-------- Data for review

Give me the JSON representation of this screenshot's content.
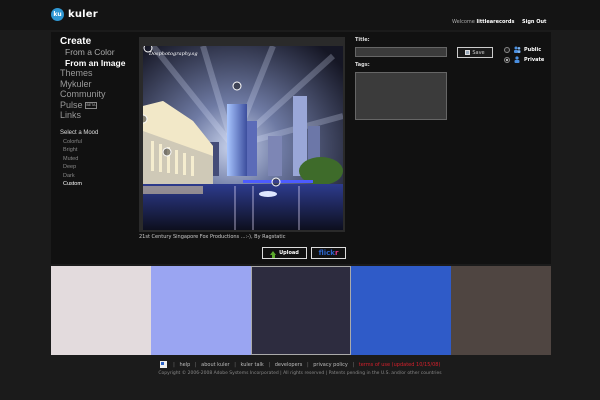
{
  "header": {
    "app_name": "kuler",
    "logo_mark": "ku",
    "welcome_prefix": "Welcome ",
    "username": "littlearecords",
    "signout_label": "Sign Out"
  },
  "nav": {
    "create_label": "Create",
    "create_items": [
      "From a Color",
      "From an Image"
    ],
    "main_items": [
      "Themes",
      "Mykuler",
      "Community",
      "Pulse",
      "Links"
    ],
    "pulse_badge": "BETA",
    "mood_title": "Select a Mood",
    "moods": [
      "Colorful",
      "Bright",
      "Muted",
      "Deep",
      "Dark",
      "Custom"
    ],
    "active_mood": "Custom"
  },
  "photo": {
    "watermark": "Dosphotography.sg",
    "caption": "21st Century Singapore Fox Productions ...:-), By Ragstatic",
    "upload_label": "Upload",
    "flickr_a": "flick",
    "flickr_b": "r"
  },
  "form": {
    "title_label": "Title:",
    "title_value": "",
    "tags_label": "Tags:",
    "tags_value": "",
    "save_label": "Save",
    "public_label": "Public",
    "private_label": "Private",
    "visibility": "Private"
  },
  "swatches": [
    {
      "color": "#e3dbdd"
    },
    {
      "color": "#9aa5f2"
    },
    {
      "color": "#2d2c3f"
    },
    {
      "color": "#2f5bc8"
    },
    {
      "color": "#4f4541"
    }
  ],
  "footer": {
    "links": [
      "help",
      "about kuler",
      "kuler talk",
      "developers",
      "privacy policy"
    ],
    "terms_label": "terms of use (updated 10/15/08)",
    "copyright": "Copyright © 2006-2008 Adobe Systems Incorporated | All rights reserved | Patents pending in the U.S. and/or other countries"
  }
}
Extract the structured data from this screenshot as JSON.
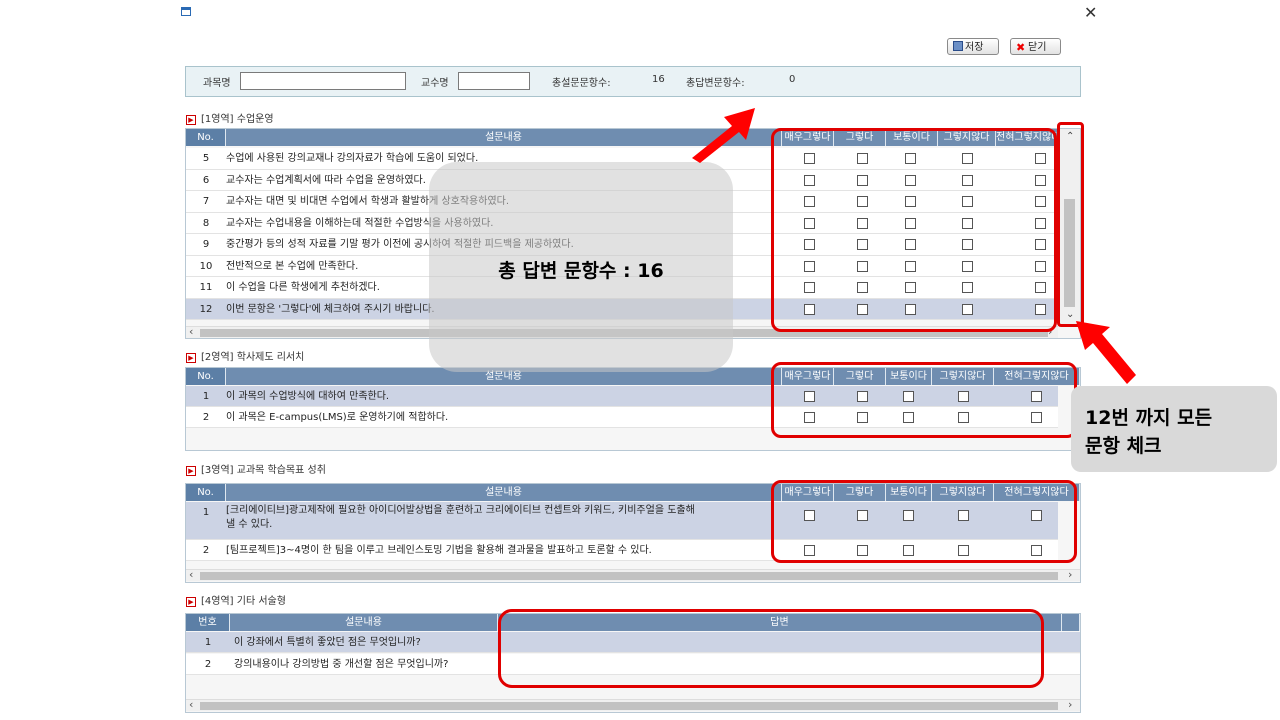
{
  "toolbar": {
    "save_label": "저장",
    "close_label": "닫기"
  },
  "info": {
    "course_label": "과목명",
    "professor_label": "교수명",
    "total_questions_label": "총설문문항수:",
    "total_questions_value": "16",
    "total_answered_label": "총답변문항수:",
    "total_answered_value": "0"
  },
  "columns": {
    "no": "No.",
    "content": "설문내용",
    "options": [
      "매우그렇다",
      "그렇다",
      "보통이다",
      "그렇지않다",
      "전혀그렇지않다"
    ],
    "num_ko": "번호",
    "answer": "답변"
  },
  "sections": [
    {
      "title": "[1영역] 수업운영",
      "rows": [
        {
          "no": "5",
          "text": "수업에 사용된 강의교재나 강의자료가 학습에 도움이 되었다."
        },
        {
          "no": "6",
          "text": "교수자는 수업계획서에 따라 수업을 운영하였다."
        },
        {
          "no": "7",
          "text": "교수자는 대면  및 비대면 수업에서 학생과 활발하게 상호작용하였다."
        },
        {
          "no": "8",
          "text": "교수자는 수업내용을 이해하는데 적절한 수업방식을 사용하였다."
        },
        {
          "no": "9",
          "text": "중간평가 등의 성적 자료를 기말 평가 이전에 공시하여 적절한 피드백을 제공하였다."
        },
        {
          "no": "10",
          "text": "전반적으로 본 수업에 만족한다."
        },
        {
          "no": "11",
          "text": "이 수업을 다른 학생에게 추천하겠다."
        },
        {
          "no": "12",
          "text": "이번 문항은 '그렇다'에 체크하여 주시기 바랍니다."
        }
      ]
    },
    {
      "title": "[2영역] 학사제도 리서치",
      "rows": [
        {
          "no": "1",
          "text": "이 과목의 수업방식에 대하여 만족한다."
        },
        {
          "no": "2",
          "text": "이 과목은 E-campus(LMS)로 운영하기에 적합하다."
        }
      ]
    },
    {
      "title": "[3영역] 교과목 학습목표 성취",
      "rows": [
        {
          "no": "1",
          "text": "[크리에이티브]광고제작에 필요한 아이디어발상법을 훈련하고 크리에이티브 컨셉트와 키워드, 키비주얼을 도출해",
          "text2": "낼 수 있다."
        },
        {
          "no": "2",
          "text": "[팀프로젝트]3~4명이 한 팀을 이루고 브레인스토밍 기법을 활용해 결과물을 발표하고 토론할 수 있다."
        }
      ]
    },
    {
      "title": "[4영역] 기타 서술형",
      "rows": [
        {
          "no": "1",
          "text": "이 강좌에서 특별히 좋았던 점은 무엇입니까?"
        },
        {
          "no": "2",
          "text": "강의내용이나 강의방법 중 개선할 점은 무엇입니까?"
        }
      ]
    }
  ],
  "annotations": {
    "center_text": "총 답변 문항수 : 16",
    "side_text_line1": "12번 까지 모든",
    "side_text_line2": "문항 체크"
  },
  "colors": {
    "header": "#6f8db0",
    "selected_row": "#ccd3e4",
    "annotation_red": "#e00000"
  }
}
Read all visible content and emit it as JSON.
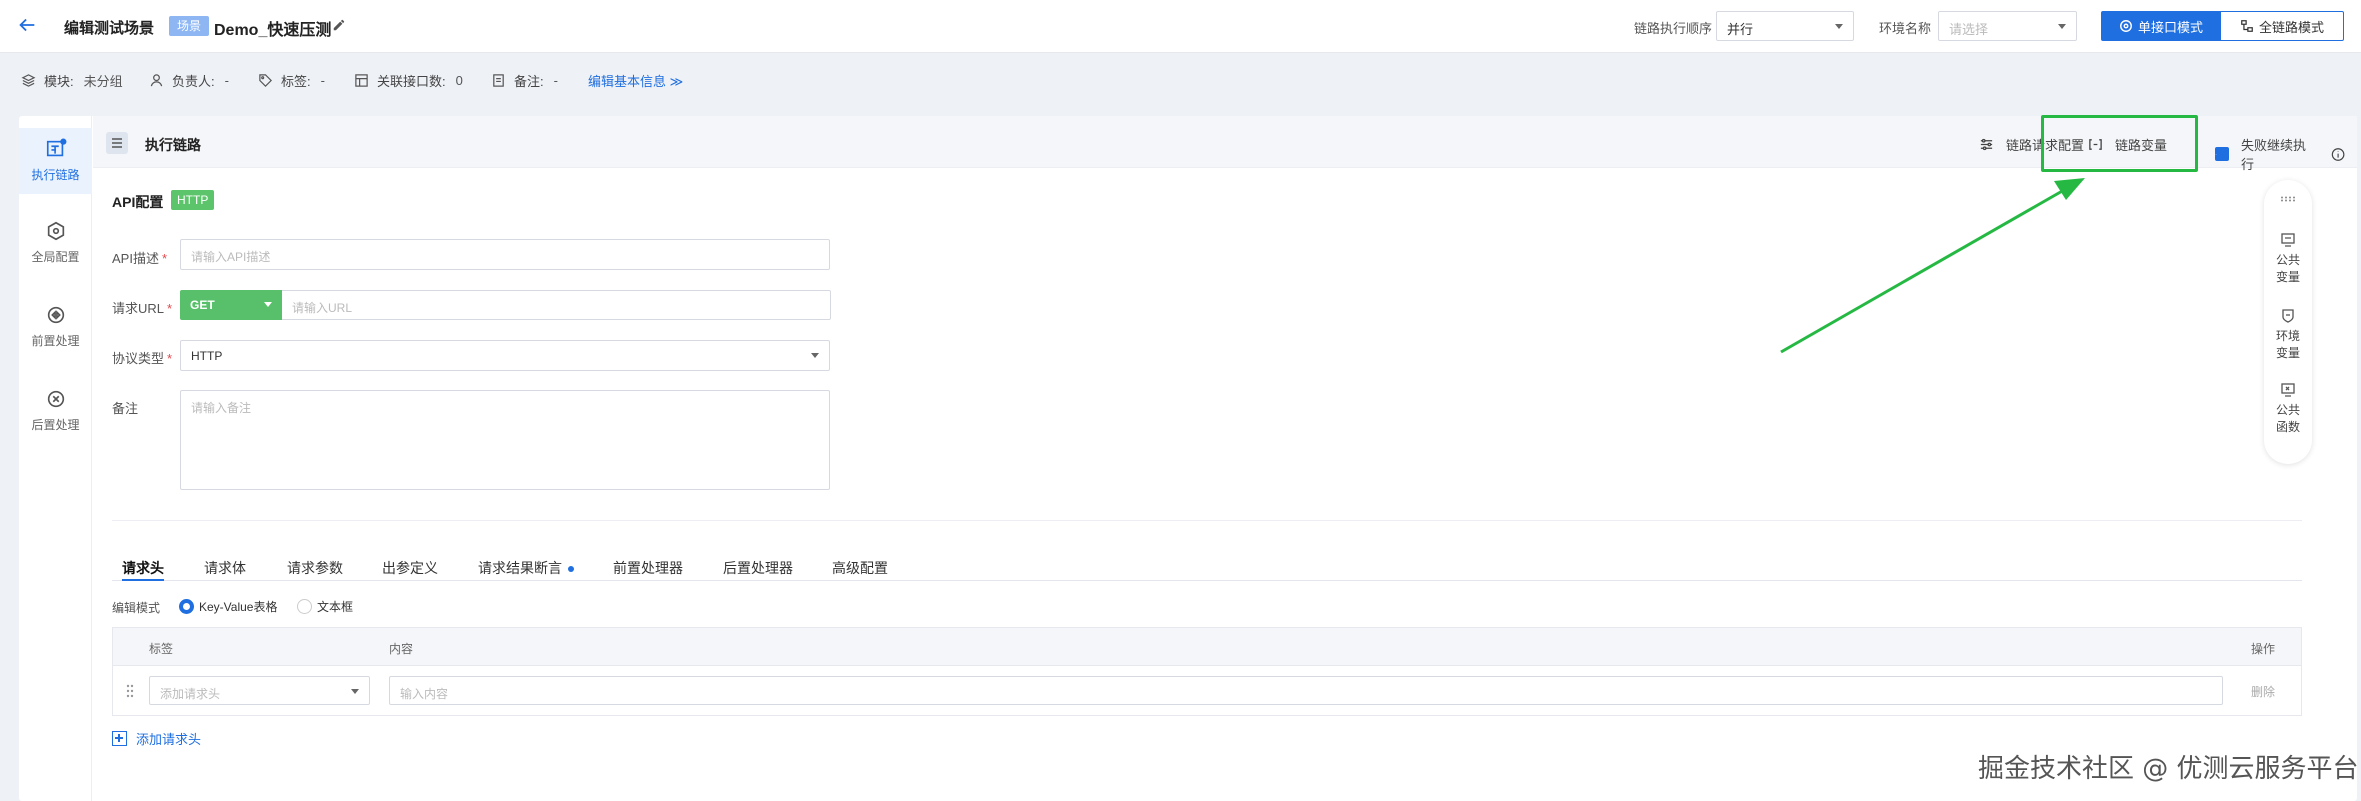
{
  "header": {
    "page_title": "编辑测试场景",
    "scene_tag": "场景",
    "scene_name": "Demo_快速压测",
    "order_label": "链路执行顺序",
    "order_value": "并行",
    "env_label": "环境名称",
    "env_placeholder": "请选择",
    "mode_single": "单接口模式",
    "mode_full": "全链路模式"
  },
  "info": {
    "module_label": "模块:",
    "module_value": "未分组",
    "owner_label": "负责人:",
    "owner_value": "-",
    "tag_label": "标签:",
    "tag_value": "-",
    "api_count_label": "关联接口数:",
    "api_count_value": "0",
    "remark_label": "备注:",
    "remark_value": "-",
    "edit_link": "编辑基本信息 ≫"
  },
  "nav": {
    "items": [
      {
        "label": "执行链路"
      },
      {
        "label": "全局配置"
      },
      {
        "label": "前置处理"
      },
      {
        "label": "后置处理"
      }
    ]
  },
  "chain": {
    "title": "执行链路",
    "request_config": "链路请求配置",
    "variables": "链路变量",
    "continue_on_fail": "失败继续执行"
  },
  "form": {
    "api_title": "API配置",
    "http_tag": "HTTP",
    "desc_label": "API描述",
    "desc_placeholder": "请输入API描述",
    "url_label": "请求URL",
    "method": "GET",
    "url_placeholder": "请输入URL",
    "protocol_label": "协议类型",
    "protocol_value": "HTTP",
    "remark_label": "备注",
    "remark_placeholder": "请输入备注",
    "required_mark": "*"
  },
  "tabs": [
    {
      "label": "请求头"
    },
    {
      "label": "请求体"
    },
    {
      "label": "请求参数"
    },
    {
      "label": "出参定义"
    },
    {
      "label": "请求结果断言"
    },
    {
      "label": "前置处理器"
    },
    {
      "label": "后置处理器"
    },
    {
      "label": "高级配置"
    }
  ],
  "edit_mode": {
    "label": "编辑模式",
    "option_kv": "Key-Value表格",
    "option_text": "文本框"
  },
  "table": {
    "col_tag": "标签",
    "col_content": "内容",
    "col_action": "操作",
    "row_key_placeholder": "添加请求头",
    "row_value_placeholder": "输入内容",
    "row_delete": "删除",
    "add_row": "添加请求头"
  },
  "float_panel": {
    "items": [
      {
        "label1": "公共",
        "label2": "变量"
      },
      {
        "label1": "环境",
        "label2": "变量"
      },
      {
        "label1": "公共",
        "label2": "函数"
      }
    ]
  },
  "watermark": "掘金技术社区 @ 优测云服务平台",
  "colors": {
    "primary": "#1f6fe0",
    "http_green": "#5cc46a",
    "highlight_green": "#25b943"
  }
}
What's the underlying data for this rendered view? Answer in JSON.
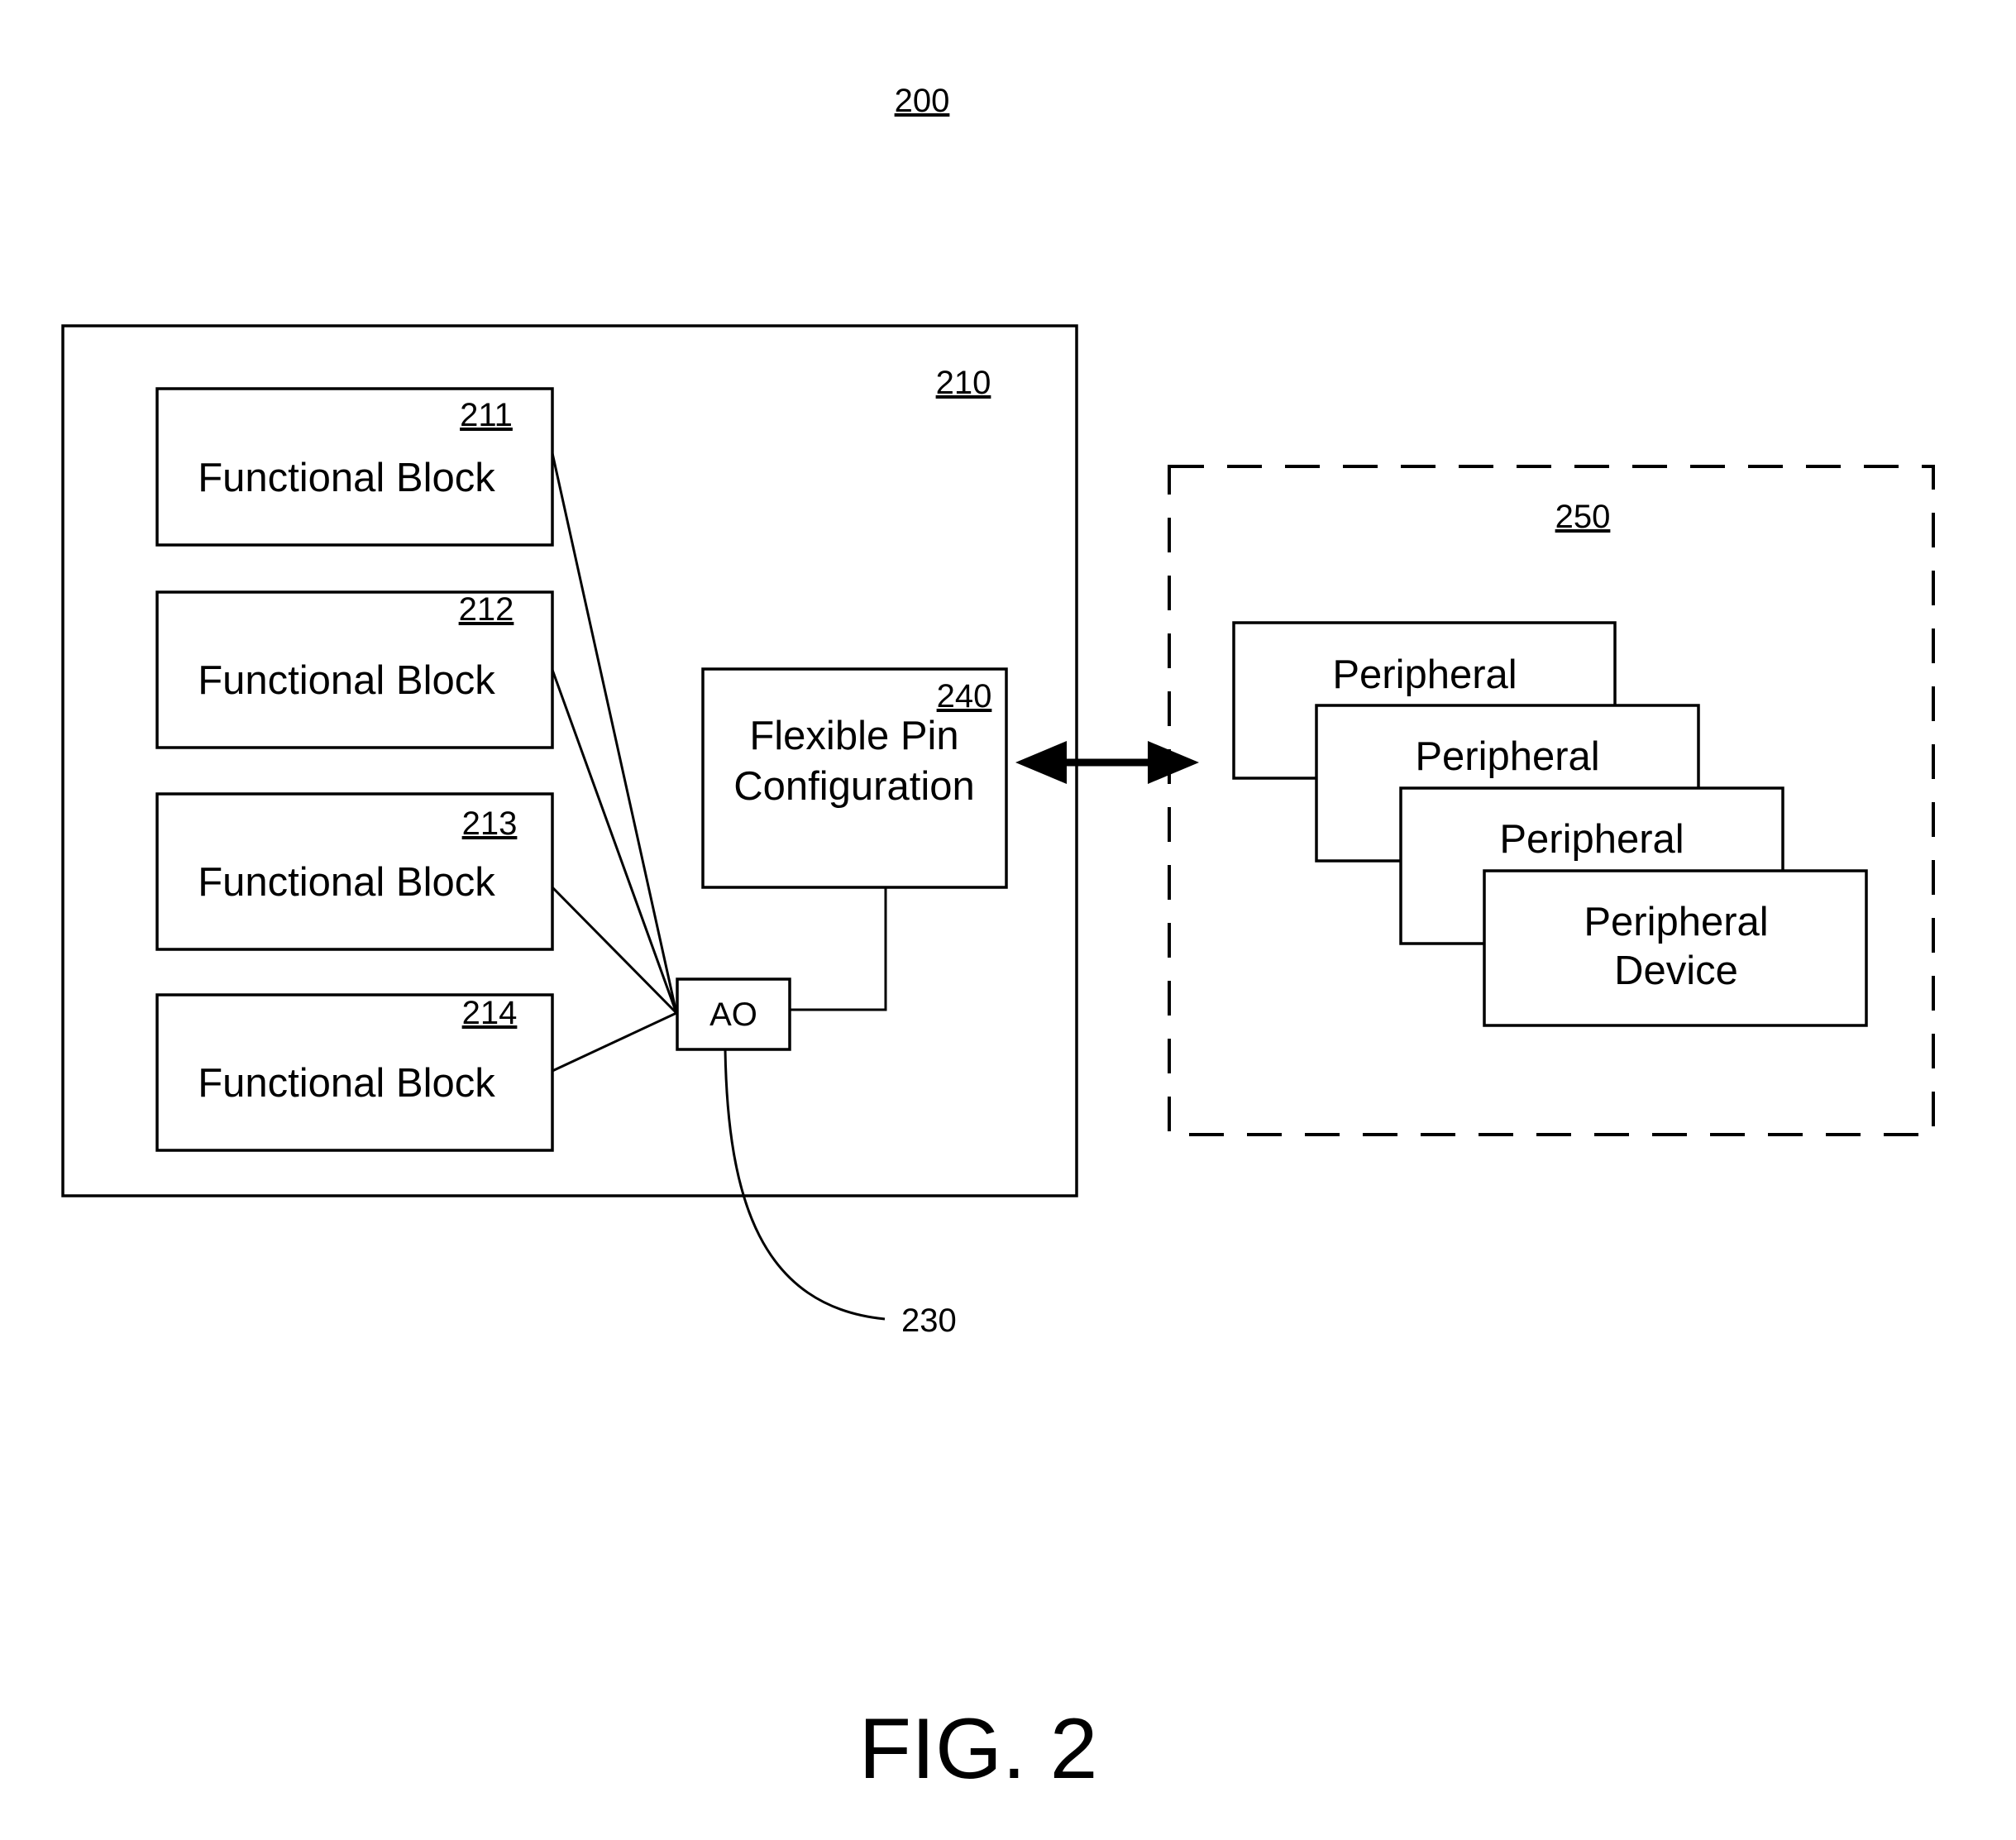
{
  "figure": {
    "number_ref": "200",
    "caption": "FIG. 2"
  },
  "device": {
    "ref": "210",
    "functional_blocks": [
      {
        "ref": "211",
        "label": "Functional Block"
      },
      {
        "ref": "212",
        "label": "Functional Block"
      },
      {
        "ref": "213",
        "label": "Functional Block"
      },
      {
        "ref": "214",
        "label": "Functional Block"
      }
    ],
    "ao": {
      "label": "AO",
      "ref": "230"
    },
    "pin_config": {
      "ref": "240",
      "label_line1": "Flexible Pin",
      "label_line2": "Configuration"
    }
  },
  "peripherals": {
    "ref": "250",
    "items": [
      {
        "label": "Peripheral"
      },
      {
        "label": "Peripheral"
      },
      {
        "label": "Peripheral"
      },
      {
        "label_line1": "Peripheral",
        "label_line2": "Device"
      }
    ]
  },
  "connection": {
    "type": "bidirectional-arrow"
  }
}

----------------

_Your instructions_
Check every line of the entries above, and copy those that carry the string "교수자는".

_Task answer_
          "text": "교수자는 수업계획서에 따라 수업을 운영하였다."
          "text": "교수자는 대면  및 비대면 수업에서 학생과 활발하게 상호작용하였다."
          "text": "교수자는 수업내용을 이해하는데 적절한 수업방식을 사용하였다."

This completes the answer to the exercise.